As a result of the omnibus budget bill not being signed into law last session, money appropriated to the MN Farm Advocate program was not approved. Additionally, money for mental health counseling support was not approved. While there were some legislative disappointments for agriculture, money was approved for the Rural Finance Authority.
Housing received money but many of the policy proposals were eliminated as a result of the provisions being included in the omnibus budget bill, which was vetoed by Governor Dayton.
What has happened in this issue area since last session?
Compounding the problem of low commodity prices, tariffs imposed by China have taken a heavy toll on farmers. The number of bankruptcy filings has increased as a result of the financial pressures farmers are facing.
Affordable housing is difficult to come by in many parts of the state. There was a 4.5% increase in the state’s homeless population according to the Department of Housing and Urban Development.
What is expected to happen this session?

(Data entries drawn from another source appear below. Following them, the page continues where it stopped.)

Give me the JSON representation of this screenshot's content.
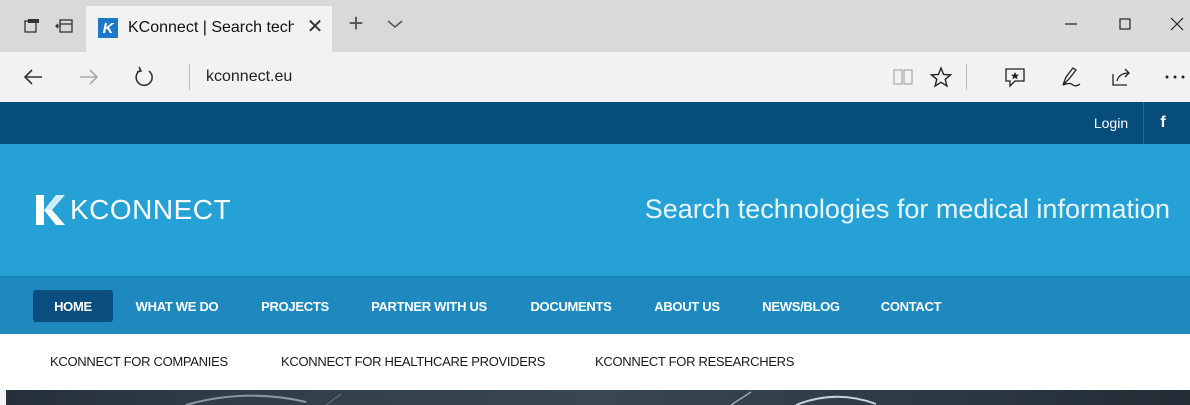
{
  "browser": {
    "tab_title": "KConnect | Search techr",
    "favicon_letter": "K",
    "url": "kconnect.eu"
  },
  "topbar": {
    "login": "Login",
    "facebook": "f"
  },
  "header": {
    "logo_text": "KCONNECT",
    "tagline": "Search technologies for medical information"
  },
  "main_nav": {
    "items": [
      {
        "label": "HOME",
        "active": true
      },
      {
        "label": "WHAT WE DO"
      },
      {
        "label": "PROJECTS"
      },
      {
        "label": "PARTNER WITH US"
      },
      {
        "label": "DOCUMENTS"
      },
      {
        "label": "ABOUT US"
      },
      {
        "label": "NEWS/BLOG"
      },
      {
        "label": "CONTACT"
      }
    ]
  },
  "sub_nav": {
    "items": [
      {
        "label": "KCONNECT FOR COMPANIES"
      },
      {
        "label": "KCONNECT FOR HEALTHCARE PROVIDERS"
      },
      {
        "label": "KCONNECT FOR RESEARCHERS"
      }
    ]
  },
  "colors": {
    "top_strip": "#064d7c",
    "hero": "#25a1d6",
    "main_nav": "#1d89bf",
    "active_nav": "#0b4f80"
  }
}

Legislators will look for ways to help farmers facing challenging economic conditions. Some of the things that failed to pass as part of the omnibus finance bill will likely be reconsidered. These issues include money for broadband, an extension of AFREC, money for the MN Farm Advocates program, tax credits for farmers related to the buffer laws, and an appropriation for mental health services for farmers and farm related businesses.
There will be a focus on expanding affordable housing in Minnesota. Additionally, bills will likely be introduced to help stabilize housing for Minnesotans.
Housing is paramount to the success of families, development of children, and communities. Professionals from the housing sector came together to form a Task Force on Housing at the request of Governor Dayton to focus on affordable housing. In the report they developed, the task force summarized the importance of housing, “When we have safe, secure places to live, parents earn more, kids learn better, health and well-being improve, communities prosper, and we all thrive.”
Additionally, the report included six goals that Minnesota should focus on to have success in meeting the affordable housing demand. The goals include committing resources to housing, preserving what we have, building the homes that we need, increasing home stability, linking homes and services, and promoting homeownership by removing barriers.
Legislative proposals will likely include recommendations from the report to increase affordable housing access but may also include other ideas to relieve the pressure on affordable housing availability.
See the Taxes section for more information on this topic.
The Trump Administration’s trade war with China has hampered agriculture. China plays a significant role in U.S. agriculture markets as it is the country’s largest market. In 2016, Minnesota exported $7.1 billion in agricultural exports ranking 4th in the United States.
While trade disputes with China are not the only reason farms are struggling, it has raised the stakes for farmers across the Midwest. The Star Tribune reported on the challenges facing farmers. The report stated, “The increase in Chapter 12 filings reflects low prices for corn, soybeans, milk and even beef. The situation for most farmers has worsened since June under retaliatory tariffs that have closed the Chinese market for soybeans and damaged exports of milk and pork.”
Minnesota will look at ways to help farmers and agriculture related businesses as they deal with economic instability. A few ways the Legislature may try to help include:
Agricultural property taxes
Some farm groups have indicated their top priority will be property tax relief for farmers that have removed land from production in order to comply with the state’s buffer law. A $50-per-acre tax credit proposed last year used the Clean Water Fund to finance the new credits. Expect a similar push this year.
Rural Finance Authority (RFA)
The Legislature will likely look to see if the Rural Finance Authority will need additional resources for the upcoming biennium.The RFA provides low-interest loans to farmers to help them finance or refinance their operations.
Mental Health Supports
Additional Investment in mental health access for farmers and agricultural-related businesses is needed. The lone mental health counselor at the Department of Agriculture gets 15 calls on a slow day and as many as 40 calls on a busy day.